Canal navigable, boatmen will not work for 1871 rates
Herald of Freedom and Torch Light. May 7, 1873
The Canal Navigable.—

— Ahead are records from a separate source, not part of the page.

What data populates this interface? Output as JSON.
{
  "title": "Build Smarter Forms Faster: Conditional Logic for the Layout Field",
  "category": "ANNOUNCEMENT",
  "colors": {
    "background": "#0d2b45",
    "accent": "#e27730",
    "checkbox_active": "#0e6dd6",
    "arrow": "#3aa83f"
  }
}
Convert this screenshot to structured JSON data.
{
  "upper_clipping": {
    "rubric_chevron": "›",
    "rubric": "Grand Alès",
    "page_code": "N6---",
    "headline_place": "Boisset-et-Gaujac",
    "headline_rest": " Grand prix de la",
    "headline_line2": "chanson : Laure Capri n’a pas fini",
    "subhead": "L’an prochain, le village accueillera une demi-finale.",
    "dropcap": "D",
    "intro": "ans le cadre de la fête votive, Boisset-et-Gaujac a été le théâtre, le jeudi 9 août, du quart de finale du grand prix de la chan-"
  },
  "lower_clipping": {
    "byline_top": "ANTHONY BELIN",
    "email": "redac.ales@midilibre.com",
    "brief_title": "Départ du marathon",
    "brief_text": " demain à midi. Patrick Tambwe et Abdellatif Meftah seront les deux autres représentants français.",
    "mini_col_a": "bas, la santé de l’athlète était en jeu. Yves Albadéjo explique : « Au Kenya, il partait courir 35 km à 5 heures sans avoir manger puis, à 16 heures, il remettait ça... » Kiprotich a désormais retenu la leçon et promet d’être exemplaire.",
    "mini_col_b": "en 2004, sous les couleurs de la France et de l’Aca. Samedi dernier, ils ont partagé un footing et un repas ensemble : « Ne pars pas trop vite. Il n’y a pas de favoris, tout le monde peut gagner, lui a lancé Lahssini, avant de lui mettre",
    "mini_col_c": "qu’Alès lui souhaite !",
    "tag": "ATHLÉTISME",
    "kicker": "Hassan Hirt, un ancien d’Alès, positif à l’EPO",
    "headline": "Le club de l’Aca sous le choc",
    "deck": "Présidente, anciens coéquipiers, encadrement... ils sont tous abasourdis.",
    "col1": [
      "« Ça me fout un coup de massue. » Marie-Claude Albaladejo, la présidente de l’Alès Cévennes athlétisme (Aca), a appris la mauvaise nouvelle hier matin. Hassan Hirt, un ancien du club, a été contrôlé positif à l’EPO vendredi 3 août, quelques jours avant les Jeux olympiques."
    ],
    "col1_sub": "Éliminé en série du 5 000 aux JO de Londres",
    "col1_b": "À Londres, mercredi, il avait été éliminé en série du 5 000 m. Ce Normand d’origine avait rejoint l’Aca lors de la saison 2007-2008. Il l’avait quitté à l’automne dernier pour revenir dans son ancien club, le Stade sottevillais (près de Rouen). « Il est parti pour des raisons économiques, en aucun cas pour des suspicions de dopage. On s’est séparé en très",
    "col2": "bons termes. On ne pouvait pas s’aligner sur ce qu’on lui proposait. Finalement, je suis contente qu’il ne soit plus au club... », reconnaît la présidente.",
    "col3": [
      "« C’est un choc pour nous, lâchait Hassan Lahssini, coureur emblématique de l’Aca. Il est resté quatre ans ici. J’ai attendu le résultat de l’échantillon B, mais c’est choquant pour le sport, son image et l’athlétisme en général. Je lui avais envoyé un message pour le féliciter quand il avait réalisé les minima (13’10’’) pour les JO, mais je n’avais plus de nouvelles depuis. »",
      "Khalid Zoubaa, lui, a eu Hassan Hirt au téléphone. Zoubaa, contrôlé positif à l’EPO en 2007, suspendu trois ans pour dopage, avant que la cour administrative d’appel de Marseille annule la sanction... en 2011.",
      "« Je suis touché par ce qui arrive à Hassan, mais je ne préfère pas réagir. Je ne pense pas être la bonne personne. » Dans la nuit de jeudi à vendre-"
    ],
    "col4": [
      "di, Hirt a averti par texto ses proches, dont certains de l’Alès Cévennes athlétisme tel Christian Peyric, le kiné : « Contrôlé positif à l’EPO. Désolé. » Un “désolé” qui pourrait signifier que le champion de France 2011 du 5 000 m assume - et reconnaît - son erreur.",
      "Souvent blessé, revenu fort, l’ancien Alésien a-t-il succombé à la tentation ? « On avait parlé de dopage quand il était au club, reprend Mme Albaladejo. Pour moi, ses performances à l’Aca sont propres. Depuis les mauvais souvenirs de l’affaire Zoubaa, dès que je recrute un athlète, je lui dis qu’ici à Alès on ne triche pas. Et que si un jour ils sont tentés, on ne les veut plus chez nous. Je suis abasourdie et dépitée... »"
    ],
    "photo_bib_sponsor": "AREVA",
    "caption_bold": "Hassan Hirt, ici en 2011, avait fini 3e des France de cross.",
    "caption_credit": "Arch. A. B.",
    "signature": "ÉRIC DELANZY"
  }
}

The Canal is said to be in navigable order, but on account of a difficulty between the Boatmen and the Coal Companies with regard to the prices of freight, trade has not been resumed. The Cumberland Times of Saturday says that a meeting of Boatmen was held in that city, at which resolutions were adapted, pledging the boatmen not to carry coal at less than the rates of 1871, namely $ 1.45 per ton to Georgetown and $1.50 per ton to Alexandria, and a committee was appointed to notify agents of coal companies of the action of the meeting. From the best information we could gather yesterday, the coal companies will resist the demand, and hold to their determination not to pay more than the closing rates of the last season, namely, $1.35 to Georgetown and $1.40 to Alexandria and the trade will likely remain at a stand still for an indefinite period. Freights for the season immediately preceding the present, ruled as follows: In 1871, to Georgetown $1.45, to Alexandria $1.50. In 1872 the season opened at $1.40 to Georgetown, and $1.45 to Alexandria, but before it had advanced far the rates were cut down to $1.35 to Georgetown and $1.40 to Alexandria, which latter figures the companies now offer.
Prior to the action of the boatmen's meeting it was thought that a compromise could be effected upon the opening rates of last season, viz : $1.40 per ton to Georgetown and $1.45 to Alexandria, but a proposition to offer the companies these terms was vociferously voted down.
In making their demand for a return to the prices of 1871, the boatmen claim that they are only asking what is justly due. Hay, feed and provisions are quite as high as in 1871, and of all the men interested in the coal trade, the wages of the boatmen alone have been cut down.
Herald of Freedom and Torch Light
Chesapeake and Ohio Canal (Md.); Washington County (Md.), History